TASK GOAL: The entries below are to be restated exactly, and their images are to be omitted.

INPUT DATA:

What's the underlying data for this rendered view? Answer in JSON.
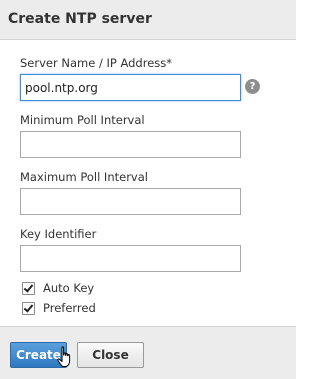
{
  "dialog": {
    "title": "Create NTP server"
  },
  "form": {
    "server_name": {
      "label": "Server Name / IP Address*",
      "value": "pool.ntp.org"
    },
    "help_icon": {
      "glyph": "?"
    },
    "min_poll": {
      "label": "Minimum Poll Interval",
      "value": ""
    },
    "max_poll": {
      "label": "Maximum Poll Interval",
      "value": ""
    },
    "key_identifier": {
      "label": "Key Identifier",
      "value": ""
    },
    "auto_key": {
      "label": "Auto Key",
      "checked": true
    },
    "preferred": {
      "label": "Preferred",
      "checked": true
    }
  },
  "footer": {
    "create_label": "Create",
    "close_label": "Close"
  },
  "colors": {
    "primary_button": "#3a84cc",
    "header_background": "#ececec",
    "focus_border": "#3d8ed6"
  },
  "icons": {
    "help": "question-circle-icon",
    "cursor": "hand-pointer-icon",
    "checkmark": "check-icon"
  }
}
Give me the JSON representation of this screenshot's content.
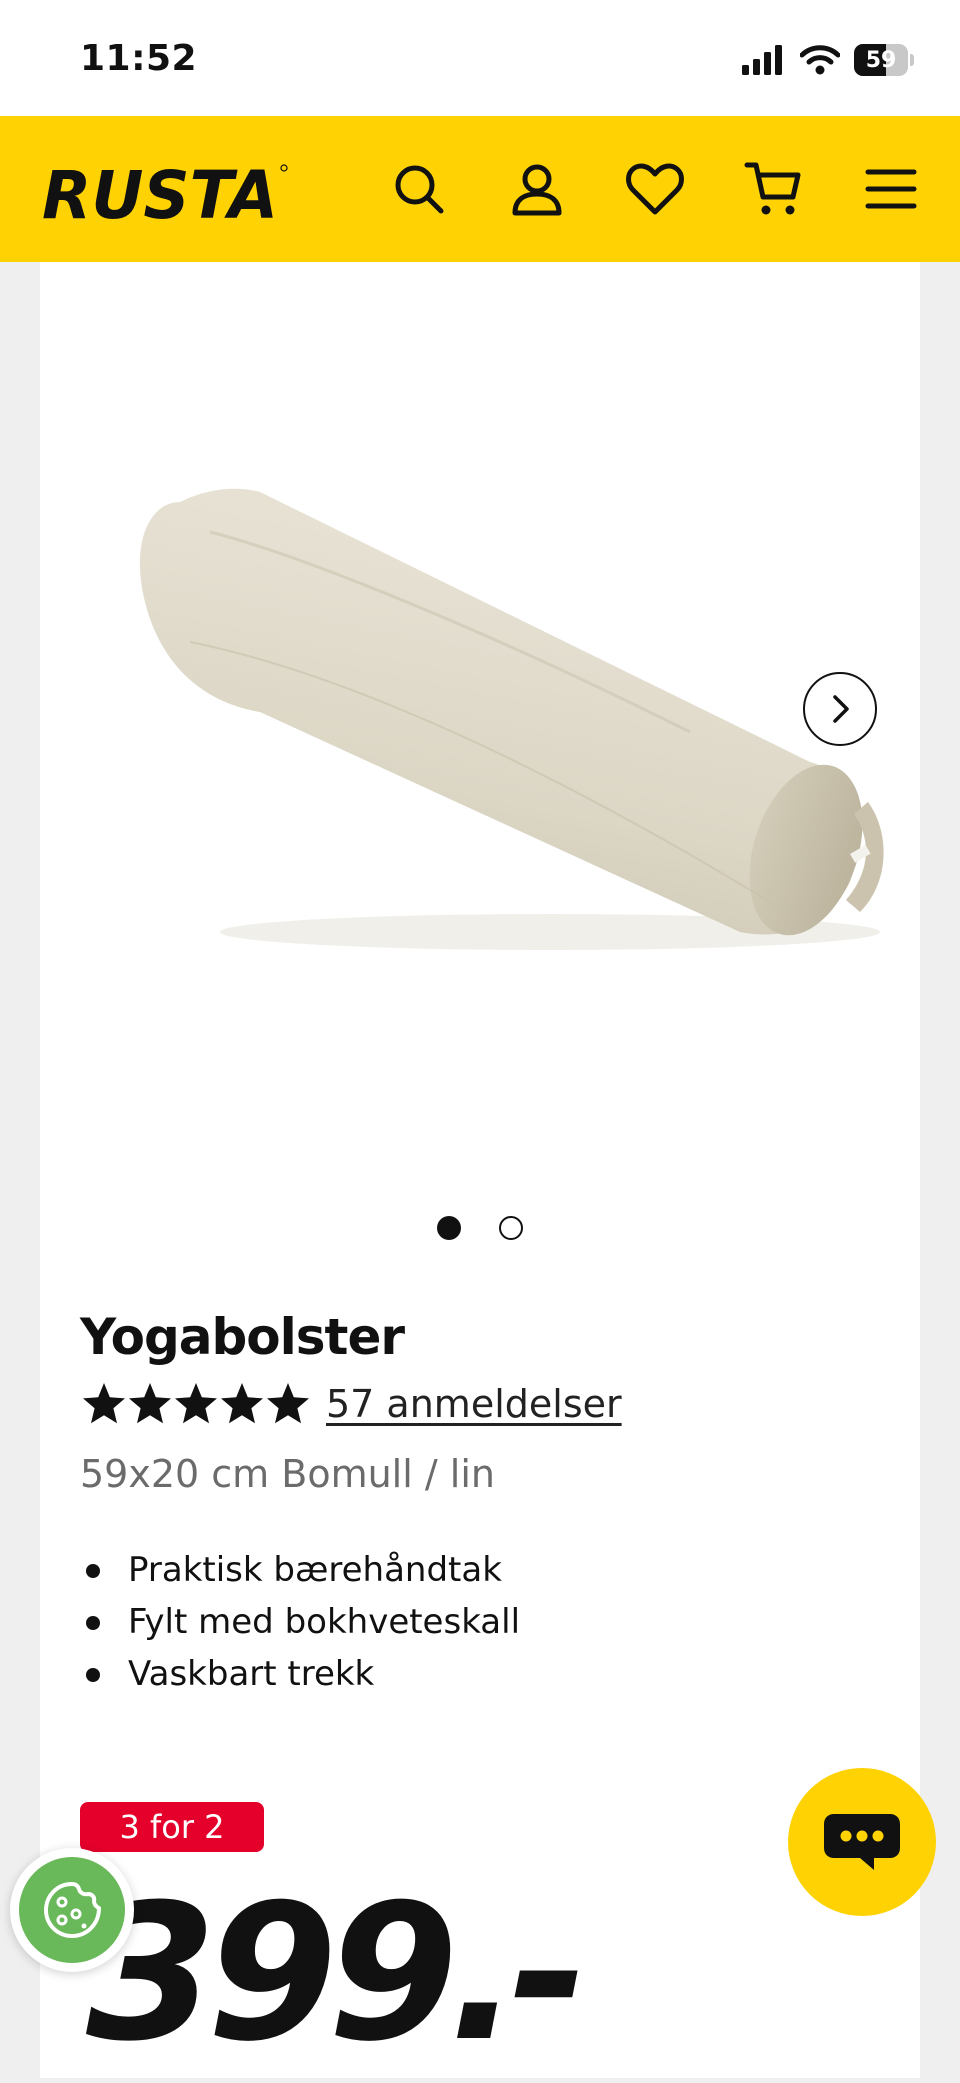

ANSWER TO THIS TASK:
What's the underlying data for this rendered view? Answer in JSON.
{
  "dialog": {
    "title": "Create NTP server"
  },
  "form": {
    "server_name": {
      "label": "Server Name / IP Address*",
      "value": "pool.ntp.org"
    },
    "help_icon": {
      "glyph": "?"
    },
    "min_poll": {
      "label": "Minimum Poll Interval",
      "value": ""
    },
    "max_poll": {
      "label": "Maximum Poll Interval",
      "value": ""
    },
    "key_identifier": {
      "label": "Key Identifier",
      "value": ""
    },
    "auto_key": {
      "label": "Auto Key",
      "checked": true
    },
    "preferred": {
      "label": "Preferred",
      "checked": true
    }
  },
  "footer": {
    "create_label": "Create",
    "close_label": "Close"
  },
  "colors": {
    "primary_button": "#3a84cc",
    "header_background": "#ececec",
    "focus_border": "#3d8ed6"
  },
  "icons": {
    "help": "question-circle-icon",
    "cursor": "hand-pointer-icon",
    "checkmark": "check-icon"
  }
}
Give me the JSON representation of this screenshot's content.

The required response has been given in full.